Thanks for the feedback.
I have done a fair bit of winter driving in the European Alps over the years, but take your point about the need for good winter tyres, I would be a fool not heed local knowledge, so the Vancouver route it is.
These photos were taken yesterday driving from Banff to Calgary. Headlights were probably folk coming up from Calgary for the day as it was quite early.
Conditions don't look so good for driving but the snow is great for the resorts in the area.
Agree Chunky. We will be heading up to Sunshine Village on Tuesday so happy to get get more snow.
So if you're being cautious with the conditions yet find there is traffic building up behind you, do the right thing and let them past as soon as possible. It's safer for you and them. Now I get that if the road surface has you spooked, then pulling over into the deep unknown glunk on the shoulder is even less attractive. That's fine, you don't have to pull onto the shoulder. Just wait for a straight stretch, ease over as far right as you can, get on the brakes a bit and hit the right blinker. Don't actually stop, just chug along slowly at the edge of the lane and let everyone past. Only takes a few seconds and no one has to take any risk. I do this myself when in my cumbersome RWD work van and amazingly I feel no measurable loss of manhood.
We arrived in Nelson a couple of weeks ago for a 3 month stint. I wanted to say that Sly's advice has been awesomely helpful - thank you very much, sir!
We however did not take the bit of advice where you said to buy a sensible hatchback. We ended up with something slightly larger:
I'm doing up a blog on the car portion of our trip over on pistonheads. It's got some info on the process of buying a car in Alberta (actually quite easy!) if anyone's interested,and also the adventure of our drive.
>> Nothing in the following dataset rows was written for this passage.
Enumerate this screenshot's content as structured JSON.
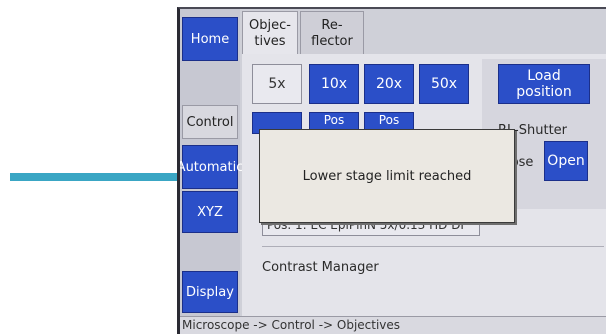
{
  "sidebar": {
    "home_label": "Home",
    "control_label": "Control",
    "automatic_label": "Automatic",
    "xyz_label": "XYZ",
    "display_label": "Display"
  },
  "tabs": [
    {
      "label": "Objec-\ntives"
    },
    {
      "label": "Re-\nflector"
    }
  ],
  "objectives": {
    "buttons": [
      "5x",
      "10x",
      "20x",
      "50x"
    ],
    "pos_buttons": [
      "Pos",
      "Pos"
    ],
    "current": "Pos. 1: EC EpiPlnN 5x/0.13 HD DI"
  },
  "right_panel": {
    "load_label": "Load\nposition",
    "shutter_label": "RL-Shutter",
    "close_label": "Close",
    "open_label": "Open"
  },
  "contrast_manager": "Contrast Manager",
  "popup": {
    "message": "Lower stage limit reached"
  },
  "status_bar": {
    "path": "Microscope -> Control -> Objectives"
  },
  "colors": {
    "accent": "#2b4fc8",
    "arrow": "#3aa6c4"
  }
}
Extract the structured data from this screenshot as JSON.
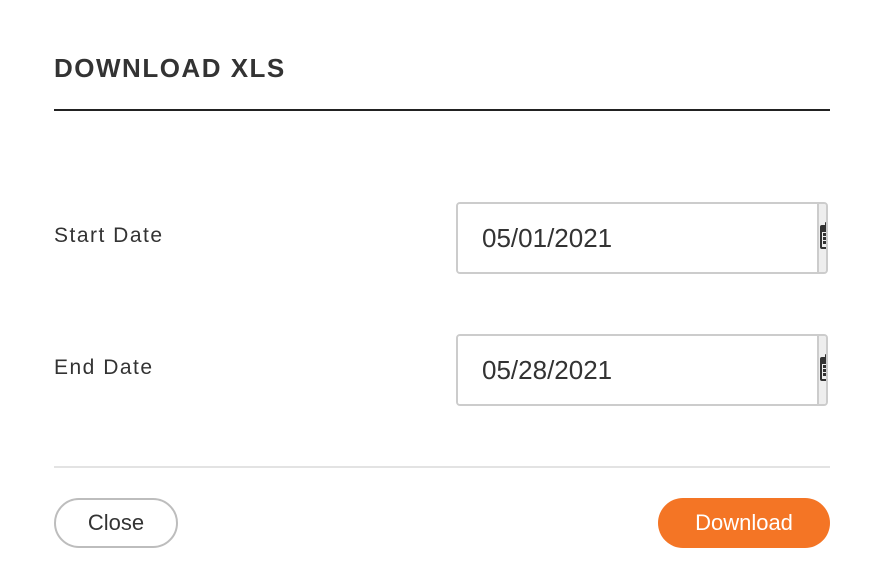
{
  "dialog": {
    "title": "DOWNLOAD XLS"
  },
  "form": {
    "start_date": {
      "label": "Start Date",
      "value": "05/01/2021",
      "icon": "calendar-icon"
    },
    "end_date": {
      "label": "End Date",
      "value": "05/28/2021",
      "icon": "calendar-icon"
    }
  },
  "footer": {
    "close_label": "Close",
    "download_label": "Download"
  },
  "colors": {
    "accent": "#f47525",
    "text": "#333333",
    "border": "#cccccc",
    "addon_bg": "#eeeeee"
  }
}
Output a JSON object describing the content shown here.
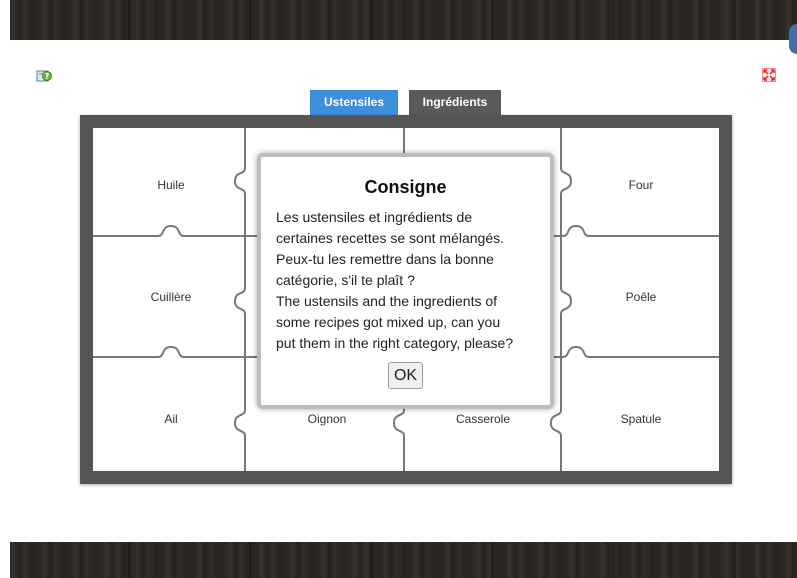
{
  "tabs": [
    {
      "label": "Ustensiles",
      "active": true
    },
    {
      "label": "Ingrédients",
      "active": false
    }
  ],
  "puzzle": {
    "cells": [
      {
        "label": "Huile"
      },
      {
        "label": ""
      },
      {
        "label": ""
      },
      {
        "label": "Four"
      },
      {
        "label": "Cuillère"
      },
      {
        "label": ""
      },
      {
        "label": ""
      },
      {
        "label": "Poêle"
      },
      {
        "label": "Ail"
      },
      {
        "label": "Oignon"
      },
      {
        "label": "Casserole"
      },
      {
        "label": "Spatule"
      }
    ]
  },
  "dialog": {
    "title": "Consigne",
    "lines": [
      "Les ustensiles et ingrédients de",
      "certaines recettes se sont mélangés.",
      "Peux-tu les remettre dans la bonne",
      "catégorie, s'il te plaît ?",
      "The ustensils and the ingredients of",
      "some recipes got mixed up, can you",
      "put them in the right category, please?"
    ],
    "ok_label": "OK"
  },
  "icons": {
    "help": "help-icon",
    "fullscreen": "fullscreen-icon"
  },
  "colors": {
    "tab_active": "#3d8fdb",
    "tab_inactive": "#5a5a5a",
    "board_frame": "#555555"
  }
}
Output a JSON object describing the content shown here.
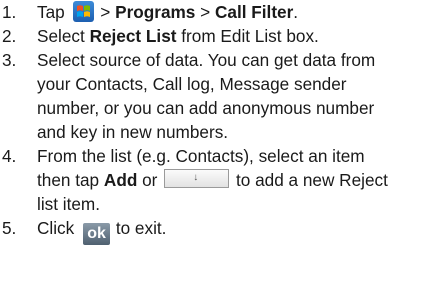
{
  "steps": [
    {
      "num": "1.",
      "text_tap": "Tap",
      "sep1": ">",
      "programs": "Programs",
      "sep2": ">",
      "call_filter": "Call Filter",
      "end": "."
    },
    {
      "num": "2.",
      "select": "Select",
      "reject_list": "Reject List",
      "rest": "from Edit List box."
    },
    {
      "num": "3.",
      "lines": [
        "Select source of data. You can get data from",
        "your Contacts, Call log, Message sender",
        "number, or you can add anonymous number",
        "and key in new numbers."
      ]
    },
    {
      "num": "4.",
      "line1": "From the list (e.g. Contacts), select an item",
      "then_tap": "then tap",
      "add": "Add",
      "or": "or",
      "to_add": "to add a new Reject",
      "line3": "list item."
    },
    {
      "num": "5.",
      "click": "Click",
      "ok_label": "ok",
      "to_exit": "to exit."
    }
  ],
  "icons": {
    "start": "windows-start-icon",
    "dropdown": "dropdown-button-icon",
    "ok": "ok-button-icon"
  }
}
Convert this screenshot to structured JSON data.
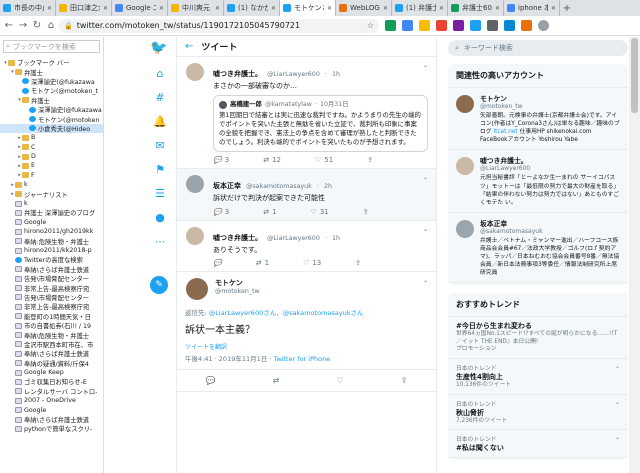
{
  "tabs": [
    {
      "title": "市長の中止",
      "color": "#1da1f2"
    },
    {
      "title": "田口津之介",
      "color": "#f4b400"
    },
    {
      "title": "Google 二ュ",
      "color": "#4285f4"
    },
    {
      "title": "中川爽元",
      "color": "#f4b400"
    },
    {
      "title": "(1) なかが",
      "color": "#1da1f2"
    },
    {
      "title": "モトケンさん",
      "color": "#1da1f2",
      "active": true
    },
    {
      "title": "WebLOG弁",
      "color": "#e8710a"
    },
    {
      "title": "(1) 弁護士",
      "color": "#1da1f2"
    },
    {
      "title": "弁護士60",
      "color": "#0f9d58"
    },
    {
      "title": "iphone 本",
      "color": "#4285f4"
    }
  ],
  "newtab": "+",
  "address": {
    "url": "twitter.com/motoken_tw/status/1190172105045790721"
  },
  "sidebar": {
    "search_placeholder": "ブックマークを検索",
    "items": [
      {
        "label": "ブックマーク バー",
        "kind": "folder",
        "tw": "▾",
        "indent": 0
      },
      {
        "label": "弁護士",
        "kind": "folder",
        "tw": "▾",
        "indent": 1
      },
      {
        "label": "深澤諭史(@fukazawa",
        "kind": "tweet",
        "tw": "",
        "indent": 2
      },
      {
        "label": "モトケン(@motoken_t",
        "kind": "tweet",
        "tw": "",
        "indent": 2
      },
      {
        "label": "弁護士",
        "kind": "folder",
        "tw": "▾",
        "indent": 2
      },
      {
        "label": "深澤諭史(@fukazawa",
        "kind": "tweet",
        "tw": "",
        "indent": 3
      },
      {
        "label": "モトケン(@motoken",
        "kind": "tweet",
        "tw": "",
        "indent": 3
      },
      {
        "label": "小倉秀夫(@Hideo",
        "kind": "tweet",
        "tw": "",
        "indent": 3,
        "selected": true
      },
      {
        "label": "B",
        "kind": "folder",
        "tw": "▸",
        "indent": 2
      },
      {
        "label": "C",
        "kind": "folder",
        "tw": "▸",
        "indent": 2
      },
      {
        "label": "D",
        "kind": "folder",
        "tw": "▸",
        "indent": 2
      },
      {
        "label": "E",
        "kind": "folder",
        "tw": "▸",
        "indent": 2
      },
      {
        "label": "F",
        "kind": "folder",
        "tw": "▸",
        "indent": 2
      },
      {
        "label": "k",
        "kind": "folder",
        "tw": "▸",
        "indent": 1
      },
      {
        "label": "ジャーナリスト",
        "kind": "folder",
        "tw": "▸",
        "indent": 1
      },
      {
        "label": "k",
        "kind": "page",
        "tw": "",
        "indent": 1
      },
      {
        "label": "弁護士 深澤諭史のブログ",
        "kind": "page",
        "tw": "",
        "indent": 1
      },
      {
        "label": "Google",
        "kind": "page",
        "tw": "",
        "indent": 1
      },
      {
        "label": "hirono2011/gh2019kk",
        "kind": "page",
        "tw": "",
        "indent": 1
      },
      {
        "label": "奉納:危険生物・弁護士",
        "kind": "page",
        "tw": "",
        "indent": 1
      },
      {
        "label": "hirono2011/kk2018-p",
        "kind": "page",
        "tw": "",
        "indent": 1
      },
      {
        "label": "Twitterの高度な検索",
        "kind": "tweet",
        "tw": "",
        "indent": 1
      },
      {
        "label": "奉納\\さらば弁護士鉄道",
        "kind": "page",
        "tw": "",
        "indent": 1
      },
      {
        "label": "告発\\市場脅配センター",
        "kind": "page",
        "tw": "",
        "indent": 1
      },
      {
        "label": "非常上告-最高検察庁宛",
        "kind": "page",
        "tw": "",
        "indent": 1
      },
      {
        "label": "告発\\市場脅配センター",
        "kind": "page",
        "tw": "",
        "indent": 1
      },
      {
        "label": "非常上告-最高検察庁宛",
        "kind": "page",
        "tw": "",
        "indent": 1
      },
      {
        "label": "能登町の1時間天気・日",
        "kind": "page",
        "tw": "",
        "indent": 1
      },
      {
        "label": "市の自書処券(石川 / 19",
        "kind": "page",
        "tw": "",
        "indent": 1
      },
      {
        "label": "奉納\\危険生物・弁護士",
        "kind": "page",
        "tw": "",
        "indent": 1
      },
      {
        "label": "金沢市駅西本町市在、市",
        "kind": "page",
        "tw": "",
        "indent": 1
      },
      {
        "label": "奉納\\さらば弁護士鉄道",
        "kind": "page",
        "tw": "",
        "indent": 1
      },
      {
        "label": "奉納の疑通/資料/斤保4",
        "kind": "page",
        "tw": "",
        "indent": 1
      },
      {
        "label": "Google Keep",
        "kind": "page",
        "tw": "",
        "indent": 1
      },
      {
        "label": "ゴミ収集日お知らせ-E",
        "kind": "page",
        "tw": "",
        "indent": 1
      },
      {
        "label": "レンタルサーバ コントロ-",
        "kind": "page",
        "tw": "",
        "indent": 1
      },
      {
        "label": "2007 - OneDrive",
        "kind": "page",
        "tw": "",
        "indent": 1
      },
      {
        "label": "Google",
        "kind": "page",
        "tw": "",
        "indent": 1
      },
      {
        "label": "奉納\\さらば弁護士鉄道",
        "kind": "page",
        "tw": "",
        "indent": 1
      },
      {
        "label": "pythonで簡単なスクリ-",
        "kind": "page",
        "tw": "",
        "indent": 1
      }
    ]
  },
  "nav": {
    "back": "←",
    "forward": "→",
    "reload": "↻",
    "home": "⌂"
  },
  "header": {
    "title": "ツイート",
    "back_icon": "←"
  },
  "tweets": [
    {
      "name": "嘘つき弁護士。",
      "handle": "@LiarLawyer600",
      "time": "1h",
      "text": "まさかの一部破審なのか…",
      "quote": {
        "name": "高橋建一郎",
        "handle": "@kamatatylaw",
        "time": "10月31日",
        "text": "第1回期日で結審とは実に迅速な裁判ですね。かようまりの先生の端的でポイントを突いた主張と無駄を省いた立証で、裁判所も印象に事案の全貌を把握でき、憲法上の争点を含めて審理が熟したと判断できたのでしょう。利決も端的でポイントを突いたものが予想されます。"
      },
      "reply": "3",
      "rt": "12",
      "like": "51"
    },
    {
      "name": "坂本正幸",
      "handle": "@sakamotomasayuk",
      "time": "2h",
      "text": "訴状だけで判決が起案できた可能性",
      "reply": "3",
      "rt": "1",
      "like": "31",
      "hl": true
    },
    {
      "name": "嘘つき弁護士。",
      "handle": "@LiarLawyer600",
      "time": "1h",
      "text": "ありそうです。",
      "reply": "",
      "rt": "1",
      "like": "13"
    }
  ],
  "main_tweet": {
    "name": "モトケン",
    "handle": "@motoken_tw",
    "reply_prefix": "返信先:",
    "reply_to": "@LiarLawyer600さん、@sakamotomasayukさん",
    "text": "訴状一本主義？",
    "translate": "ツイートを翻訳",
    "time": "午後4:41 · 2019年11月1日 · ",
    "client": "Twitter for iPhone"
  },
  "right": {
    "search_placeholder": "キーワード検索",
    "accounts_title": "関連性の高いアカウント",
    "accounts": [
      {
        "name": "モトケン",
        "handle": "@motoken_tw",
        "bio": "矢部善朗。元検事の弁護士(京都弁護士会)です。アイコン(作者はY_Corona3さん)は単なる趣味／趣味のブログ",
        "link": "ltcat.net",
        "bio2": "仕事用HP shikenokai.com FaceBookアカウント Yoshirou Yabe"
      },
      {
        "name": "嘘つき弁護士。",
        "handle": "@LiarLawyer600",
        "bio": "元担当秘書評「とーよなか生一まれの サーイコパスツ」モットーは「最低限の努力で最大の財産を取る」「結果の伴わない努力は努力ではない」あとものすごくモテた い。"
      },
      {
        "name": "坂本正幸",
        "handle": "@sakamotomasayuk",
        "bio": "弁護士／ベトナム・ミャンマー進出／ハーフコース族商品会会員#67／法政大学教授／ゴルフ(ロ.f 契約アマ)、ラッパ／日本ねむおむ協会会員番号8番／無法協会員／新日本法務事項3等委任／情報法制研究所上席研究員"
      }
    ],
    "trends_title": "おすすめトレンド",
    "trends": [
      {
        "cat": "",
        "tag": "#今日から生まれ変わる",
        "desc": "世界64ヵ国No.1スピード!?すべての誕が明らかになる……!!T／イット THE END』本日公開!",
        "promo": "プロモーション"
      },
      {
        "cat": "日本のトレンド",
        "tag": "生産性4割向上",
        "desc": "10,136件のツイート"
      },
      {
        "cat": "日本のトレンド",
        "tag": "秋山脅折",
        "desc": "7,236件のツイート"
      },
      {
        "cat": "日本のトレンド",
        "tag": "#私は聞くない",
        "desc": ""
      }
    ]
  }
}
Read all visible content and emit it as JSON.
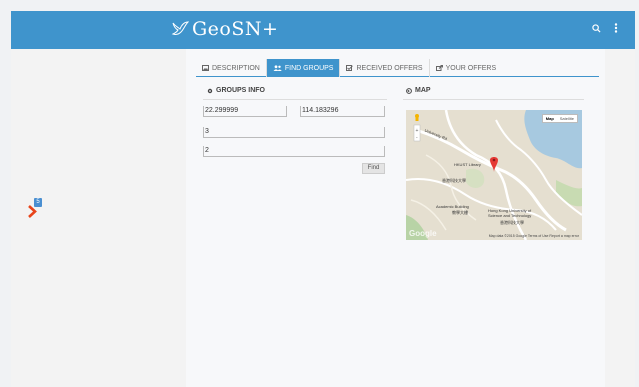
{
  "header": {
    "logo_text": "GeoSN+",
    "search_icon": "search-icon",
    "menu_icon": "more-vertical-icon"
  },
  "sidebar": {
    "badge": "5",
    "toggle_icon": "chevron-right-icon"
  },
  "tabs": [
    {
      "label": "Description",
      "icon": "image-icon",
      "active": false
    },
    {
      "label": "Find Groups",
      "icon": "users-icon",
      "active": true
    },
    {
      "label": "Received Offers",
      "icon": "check-square-icon",
      "active": false
    },
    {
      "label": "Your Offers",
      "icon": "share-icon",
      "active": false
    }
  ],
  "groups": {
    "title": "Groups Info",
    "lat": "22.299999",
    "lng": "114.183296",
    "field3": "3",
    "field4": "2",
    "find_label": "Find"
  },
  "map": {
    "title": "Map",
    "type_map": "Map",
    "type_satellite": "Satellite",
    "labels": {
      "library": "HKUST Library",
      "chinese1": "香港科技大學",
      "academic": "Academic Building",
      "academic_cn": "教學大樓",
      "hkust": "Hong Kong University of Science and Technology",
      "hkust_cn": "香港科技大學",
      "road": "University Rd"
    },
    "footer": "Map data ©2015 Google   Terms of Use   Report a map error",
    "google": "Google"
  },
  "colors": {
    "accent": "#3f94cc",
    "chevron": "#e8441a"
  }
}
Great report mate. We would never have that many lollies on the dash. +1 would eat them all Nelson is a nice little place. Some really good snowmobiling just passed Whitewater too.
Good report and glad to hear you made it OK. You do know you painted yourselves into a bit of a corner with that rushed purchase and travel schedule, right?
What a cool truck 15l/100 seems pretty good for such a behemoth ,I used to get 17l/100 out a v8 jeep grand cherokee which is much smaller .
@ Chunky ,when you hired your suv ,did it have winter tyres or 4x4 ?,last time I hired an suv over there it was a 2wd version with all seasons.
It had winter tyres but I was lucky. Vancouver hires in the past I haven't been able to get them before. In the Kamloops hire I was able to get the hire with winter tyres with no issues. Looks like they had more there to cater for the local conditions.
We figured it out! We were due in Nelson on the 3rd, but if we couldn't buy the car in time or we were delayed because of weather it wasn't too big a deal. But it all worked out in the end - I was sort of surprised.
The crappy tyres was a weird one. They were all seasons with 6mm of tread left and all the Calgary locals were telling us that there would be no problems with them and we'd be fine but they were terrible! I guess Calgary folks drive on the flats a lot and forget about the mountains.
Guy who is selling the truck will tell you anything, but Calgary folks in general should know better. Those who ski (maybe 10% of Canadians in general) would be used to heading into the mountains, but the rest of the city folks are obviously prairie dwellers that never leave their flat straight multilane freeways and suburban streets. Those red Alberta plates are like a big warning sign to BC drivers: red means 'can't handle corners'!
Biggest problem with all seasons is the rubber compound. Below +7C it hardens in the cold and pretty soon the tread pattern has no effect because the rubber won't flex and grip.